WHAT YOU NEED TO DO: Print every entry, word for word, and skip the images.

### SUPPLIED ENTRIES ###

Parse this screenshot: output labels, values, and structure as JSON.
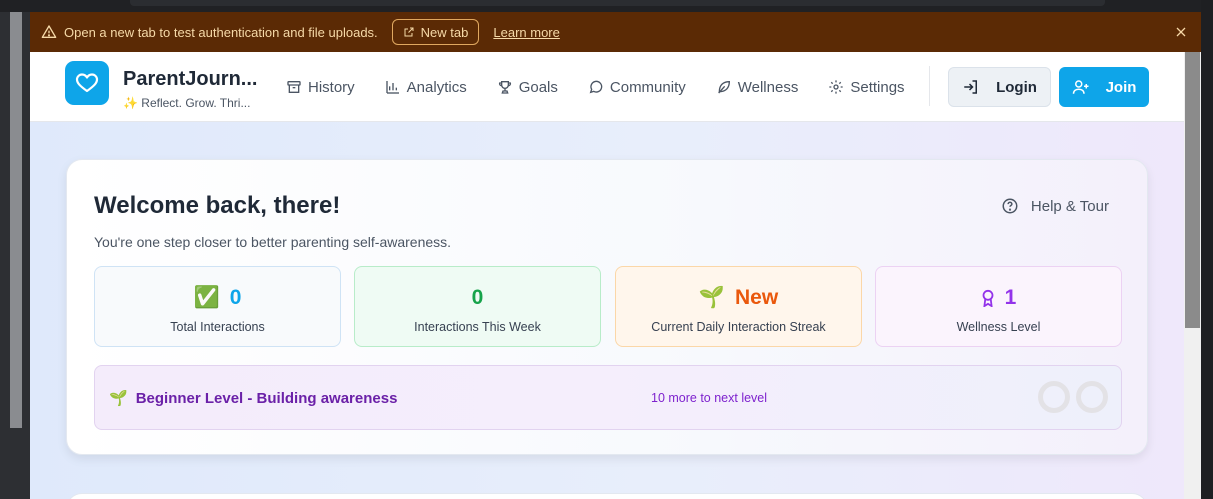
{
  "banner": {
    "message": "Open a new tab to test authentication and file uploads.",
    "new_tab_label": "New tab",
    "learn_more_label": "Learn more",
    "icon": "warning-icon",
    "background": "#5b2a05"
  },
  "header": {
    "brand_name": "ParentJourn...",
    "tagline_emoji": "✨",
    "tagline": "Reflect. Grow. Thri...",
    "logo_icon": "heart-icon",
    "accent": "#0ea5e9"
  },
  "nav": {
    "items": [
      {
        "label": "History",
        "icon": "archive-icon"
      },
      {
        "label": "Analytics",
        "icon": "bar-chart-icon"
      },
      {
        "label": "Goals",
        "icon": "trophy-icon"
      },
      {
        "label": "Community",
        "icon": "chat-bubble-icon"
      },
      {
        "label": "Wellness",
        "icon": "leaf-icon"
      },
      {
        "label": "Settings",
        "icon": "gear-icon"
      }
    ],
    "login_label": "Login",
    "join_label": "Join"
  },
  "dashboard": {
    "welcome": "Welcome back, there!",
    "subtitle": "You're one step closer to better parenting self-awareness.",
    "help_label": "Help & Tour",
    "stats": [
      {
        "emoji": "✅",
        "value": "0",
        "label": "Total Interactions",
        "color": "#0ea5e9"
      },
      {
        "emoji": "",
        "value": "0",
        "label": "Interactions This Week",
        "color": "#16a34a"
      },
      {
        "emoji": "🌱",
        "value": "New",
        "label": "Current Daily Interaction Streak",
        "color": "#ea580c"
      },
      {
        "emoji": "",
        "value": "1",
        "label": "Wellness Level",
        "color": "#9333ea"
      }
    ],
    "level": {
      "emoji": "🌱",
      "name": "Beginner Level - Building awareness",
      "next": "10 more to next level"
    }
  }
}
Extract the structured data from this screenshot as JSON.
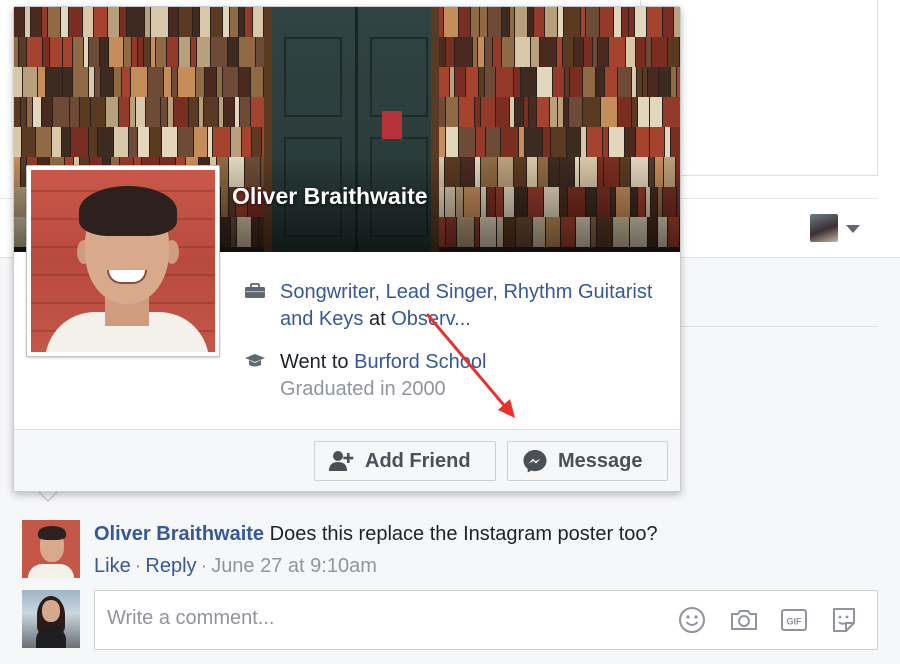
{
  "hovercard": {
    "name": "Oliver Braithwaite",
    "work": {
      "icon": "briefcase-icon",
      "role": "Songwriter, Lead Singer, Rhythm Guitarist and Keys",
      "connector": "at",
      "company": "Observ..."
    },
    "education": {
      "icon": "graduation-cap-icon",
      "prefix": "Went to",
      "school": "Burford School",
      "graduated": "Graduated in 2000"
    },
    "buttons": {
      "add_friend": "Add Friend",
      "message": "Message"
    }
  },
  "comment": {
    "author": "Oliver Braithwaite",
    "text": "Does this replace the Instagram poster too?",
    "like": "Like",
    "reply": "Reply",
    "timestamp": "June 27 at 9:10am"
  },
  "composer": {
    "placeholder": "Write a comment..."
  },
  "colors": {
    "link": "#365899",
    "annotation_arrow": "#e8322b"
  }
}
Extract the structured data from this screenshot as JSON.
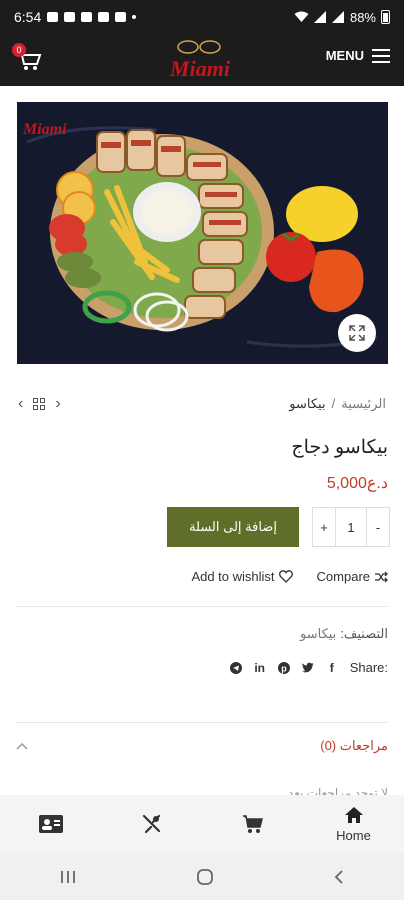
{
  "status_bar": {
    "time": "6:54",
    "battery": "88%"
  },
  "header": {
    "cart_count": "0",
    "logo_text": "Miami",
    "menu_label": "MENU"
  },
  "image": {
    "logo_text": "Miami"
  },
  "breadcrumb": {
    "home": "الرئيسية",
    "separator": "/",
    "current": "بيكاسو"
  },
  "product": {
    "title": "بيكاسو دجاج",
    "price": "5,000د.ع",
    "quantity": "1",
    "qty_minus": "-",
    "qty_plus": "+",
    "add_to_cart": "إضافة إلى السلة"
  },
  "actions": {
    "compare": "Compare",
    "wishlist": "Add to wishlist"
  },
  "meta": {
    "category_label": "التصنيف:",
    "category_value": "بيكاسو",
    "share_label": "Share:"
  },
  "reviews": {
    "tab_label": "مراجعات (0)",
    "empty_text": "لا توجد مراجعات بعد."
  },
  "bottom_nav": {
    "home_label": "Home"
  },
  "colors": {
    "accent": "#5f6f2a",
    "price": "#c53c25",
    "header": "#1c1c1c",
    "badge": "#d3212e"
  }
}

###

RESULT OF THE EXERCISE:
Parse this screenshot: output labels, values, and structure as JSON.
{
  "banner": {
    "message": "Open a new tab to test authentication and file uploads.",
    "new_tab_label": "New tab",
    "learn_more_label": "Learn more",
    "icon": "warning-icon",
    "background": "#5b2a05"
  },
  "header": {
    "brand_name": "ParentJourn...",
    "tagline_emoji": "✨",
    "tagline": "Reflect. Grow. Thri...",
    "logo_icon": "heart-icon",
    "accent": "#0ea5e9"
  },
  "nav": {
    "items": [
      {
        "label": "History",
        "icon": "archive-icon"
      },
      {
        "label": "Analytics",
        "icon": "bar-chart-icon"
      },
      {
        "label": "Goals",
        "icon": "trophy-icon"
      },
      {
        "label": "Community",
        "icon": "chat-bubble-icon"
      },
      {
        "label": "Wellness",
        "icon": "leaf-icon"
      },
      {
        "label": "Settings",
        "icon": "gear-icon"
      }
    ],
    "login_label": "Login",
    "join_label": "Join"
  },
  "dashboard": {
    "welcome": "Welcome back, there!",
    "subtitle": "You're one step closer to better parenting self-awareness.",
    "help_label": "Help & Tour",
    "stats": [
      {
        "emoji": "✅",
        "value": "0",
        "label": "Total Interactions",
        "color": "#0ea5e9"
      },
      {
        "emoji": "",
        "value": "0",
        "label": "Interactions This Week",
        "color": "#16a34a"
      },
      {
        "emoji": "🌱",
        "value": "New",
        "label": "Current Daily Interaction Streak",
        "color": "#ea580c"
      },
      {
        "emoji": "",
        "value": "1",
        "label": "Wellness Level",
        "color": "#9333ea"
      }
    ],
    "level": {
      "emoji": "🌱",
      "name": "Beginner Level - Building awareness",
      "next": "10 more to next level"
    }
  }
}
Extract the structured data from this screenshot as JSON.
{
  "hovercard": {
    "name": "Oliver Braithwaite",
    "work": {
      "icon": "briefcase-icon",
      "role": "Songwriter, Lead Singer, Rhythm Guitarist and Keys",
      "connector": "at",
      "company": "Observ..."
    },
    "education": {
      "icon": "graduation-cap-icon",
      "prefix": "Went to",
      "school": "Burford School",
      "graduated": "Graduated in 2000"
    },
    "buttons": {
      "add_friend": "Add Friend",
      "message": "Message"
    }
  },
  "comment": {
    "author": "Oliver Braithwaite",
    "text": "Does this replace the Instagram poster too?",
    "like": "Like",
    "reply": "Reply",
    "timestamp": "June 27 at 9:10am"
  },
  "composer": {
    "placeholder": "Write a comment..."
  },
  "colors": {
    "link": "#365899",
    "annotation_arrow": "#e8322b"
  }
}
Extract the structured data from this screenshot as JSON.
{
  "status_bar": {
    "time": "6:54",
    "battery": "88%"
  },
  "header": {
    "cart_count": "0",
    "logo_text": "Miami",
    "menu_label": "MENU"
  },
  "image": {
    "logo_text": "Miami"
  },
  "breadcrumb": {
    "home": "الرئيسية",
    "separator": "/",
    "current": "بيكاسو"
  },
  "product": {
    "title": "بيكاسو دجاج",
    "price": "5,000د.ع",
    "quantity": "1",
    "qty_minus": "-",
    "qty_plus": "+",
    "add_to_cart": "إضافة إلى السلة"
  },
  "actions": {
    "compare": "Compare",
    "wishlist": "Add to wishlist"
  },
  "meta": {
    "category_label": "التصنيف:",
    "category_value": "بيكاسو",
    "share_label": "Share:"
  },
  "reviews": {
    "tab_label": "مراجعات (0)",
    "empty_text": "لا توجد مراجعات بعد."
  },
  "bottom_nav": {
    "home_label": "Home"
  },
  "colors": {
    "accent": "#5f6f2a",
    "price": "#c53c25",
    "header": "#1c1c1c",
    "badge": "#d3212e"
  }
}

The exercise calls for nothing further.